##### INPUT RECORDS

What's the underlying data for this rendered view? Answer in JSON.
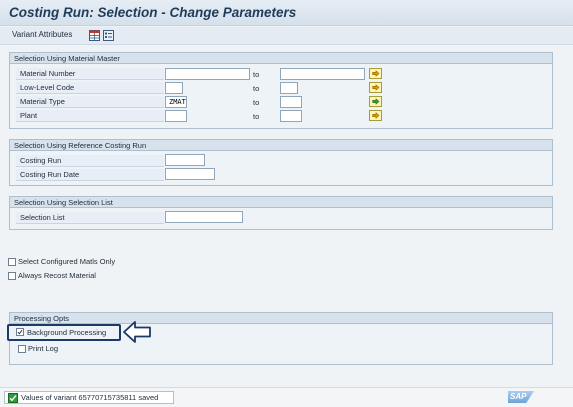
{
  "header": {
    "title": "Costing Run: Selection - Change Parameters"
  },
  "toolbar": {
    "variant_attributes_label": "Variant Attributes"
  },
  "groups": {
    "material_master": {
      "title": "Selection Using Material Master",
      "rows": [
        {
          "label": "Material Number",
          "from": "",
          "to_label": "to",
          "to": ""
        },
        {
          "label": "Low-Level Code",
          "from": "",
          "to_label": "to",
          "to": ""
        },
        {
          "label": "Material Type",
          "from": "ZMAT",
          "to_label": "to",
          "to": ""
        },
        {
          "label": "Plant",
          "from": "",
          "to_label": "to",
          "to": ""
        }
      ]
    },
    "reference_costing": {
      "title": "Selection Using Reference Costing Run",
      "rows": [
        {
          "label": "Costing Run",
          "value": ""
        },
        {
          "label": "Costing Run Date",
          "value": ""
        }
      ]
    },
    "selection_list": {
      "title": "Selection Using Selection List",
      "rows": [
        {
          "label": "Selection List",
          "value": ""
        }
      ]
    }
  },
  "options": {
    "select_configured": {
      "label": "Select Configured Matls Only",
      "checked": false
    },
    "always_recost": {
      "label": "Always Recost Material",
      "checked": false
    }
  },
  "processing": {
    "title": "Processing Opts",
    "background": {
      "label": "Background Processing",
      "checked": true
    },
    "print_log": {
      "label": "Print Log",
      "checked": false
    }
  },
  "status": {
    "message": "Values of variant 65770715735811 saved",
    "brand": "SAP"
  },
  "colors": {
    "title_text": "#1f3c5b",
    "group_header": "#d7e2ed",
    "highlight_border": "#1c3a66",
    "arrow_button": "#fff6b3",
    "status_ok": "#2e9b3a",
    "sap_logo": "#7fb0e3"
  },
  "icons": {
    "variant_attr_1": "table-icon",
    "variant_attr_2": "list-icon",
    "multi_select": "arrow-right-icon",
    "status": "success-check-icon",
    "callout": "arrow-left-outline-icon"
  }
}
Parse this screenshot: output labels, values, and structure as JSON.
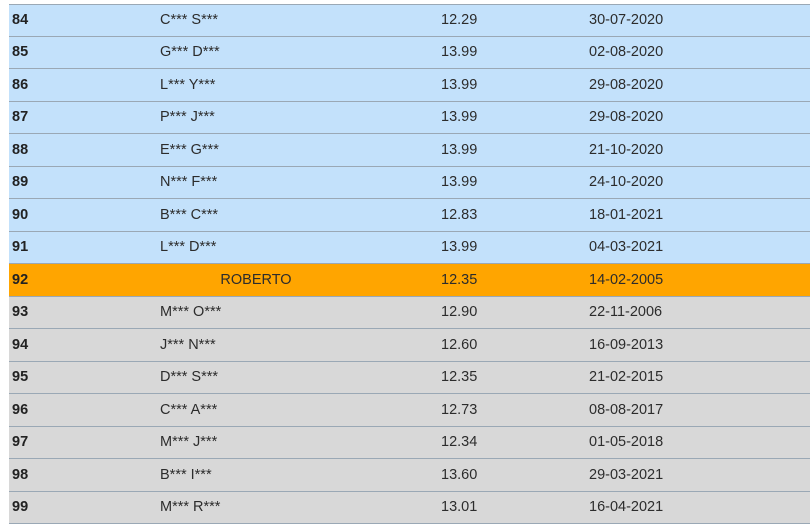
{
  "rows": [
    {
      "rank": "84",
      "name": "C*** S***",
      "score": "12.29",
      "date": "30-07-2020",
      "style": "blue"
    },
    {
      "rank": "85",
      "name": "G*** D***",
      "score": "13.99",
      "date": "02-08-2020",
      "style": "blue"
    },
    {
      "rank": "86",
      "name": "L*** Y***",
      "score": "13.99",
      "date": "29-08-2020",
      "style": "blue"
    },
    {
      "rank": "87",
      "name": "P*** J***",
      "score": "13.99",
      "date": "29-08-2020",
      "style": "blue"
    },
    {
      "rank": "88",
      "name": "E*** G***",
      "score": "13.99",
      "date": "21-10-2020",
      "style": "blue"
    },
    {
      "rank": "89",
      "name": "N*** F***",
      "score": "13.99",
      "date": "24-10-2020",
      "style": "blue"
    },
    {
      "rank": "90",
      "name": "B*** C***",
      "score": "12.83",
      "date": "18-01-2021",
      "style": "blue"
    },
    {
      "rank": "91",
      "name": "L*** D***",
      "score": "13.99",
      "date": "04-03-2021",
      "style": "blue"
    },
    {
      "rank": "92",
      "name": "ROBERTO",
      "score": "12.35",
      "date": "14-02-2005",
      "style": "highlight"
    },
    {
      "rank": "93",
      "name": "M*** O***",
      "score": "12.90",
      "date": "22-11-2006",
      "style": "grey"
    },
    {
      "rank": "94",
      "name": "J*** N***",
      "score": "12.60",
      "date": "16-09-2013",
      "style": "grey"
    },
    {
      "rank": "95",
      "name": "D*** S***",
      "score": "12.35",
      "date": "21-02-2015",
      "style": "grey"
    },
    {
      "rank": "96",
      "name": "C*** A***",
      "score": "12.73",
      "date": "08-08-2017",
      "style": "grey"
    },
    {
      "rank": "97",
      "name": "M*** J***",
      "score": "12.34",
      "date": "01-05-2018",
      "style": "grey"
    },
    {
      "rank": "98",
      "name": "B*** I***",
      "score": "13.60",
      "date": "29-03-2021",
      "style": "grey"
    },
    {
      "rank": "99",
      "name": "M*** R***",
      "score": "13.01",
      "date": "16-04-2021",
      "style": "grey"
    }
  ],
  "colors": {
    "blue_row": "#c3e1fb",
    "grey_row": "#d8d8d8",
    "highlight_row": "#ffa500"
  }
}
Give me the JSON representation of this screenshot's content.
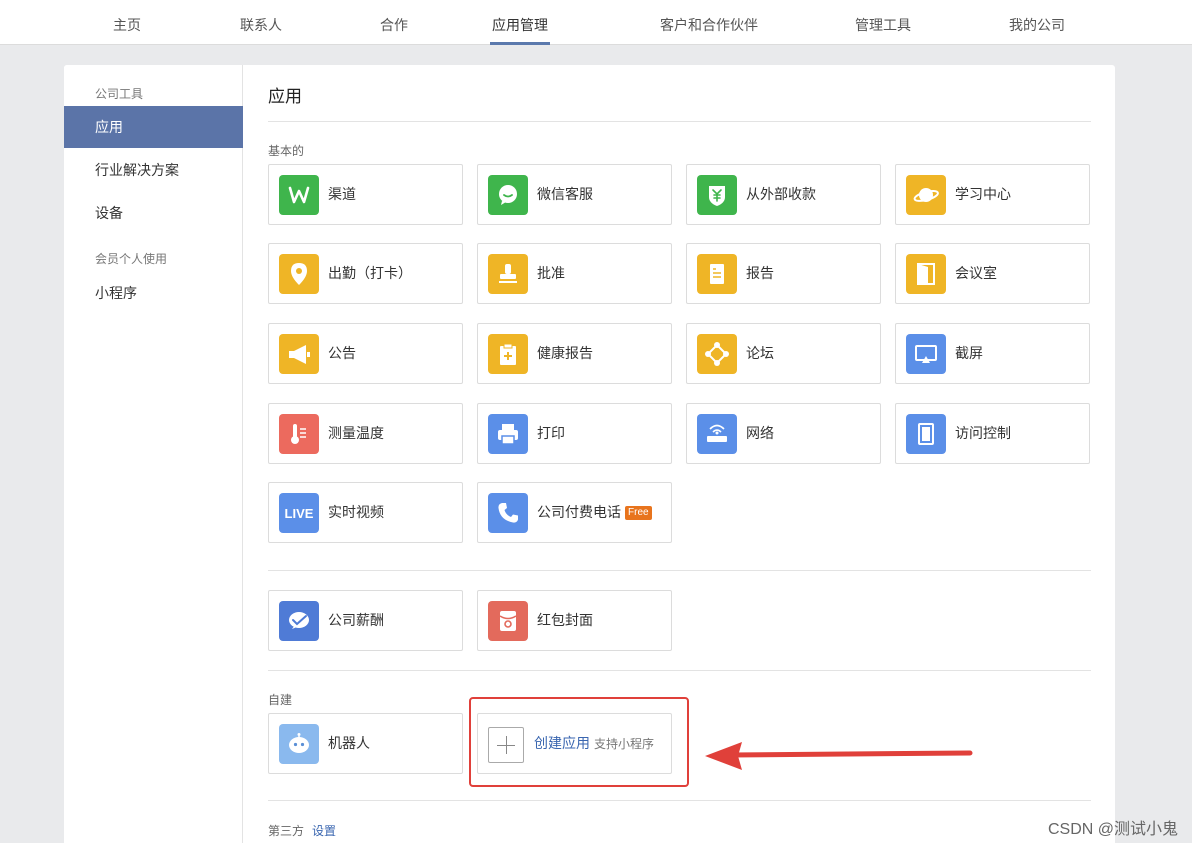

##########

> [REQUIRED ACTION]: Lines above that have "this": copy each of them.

> [OUTPUT BELOW]:
What's the underlying data for this rendered view? Answer in JSON.
Parse this screenshot: output labels, values, and structure as JSON.
Give me the JSON representation of this screenshot's content.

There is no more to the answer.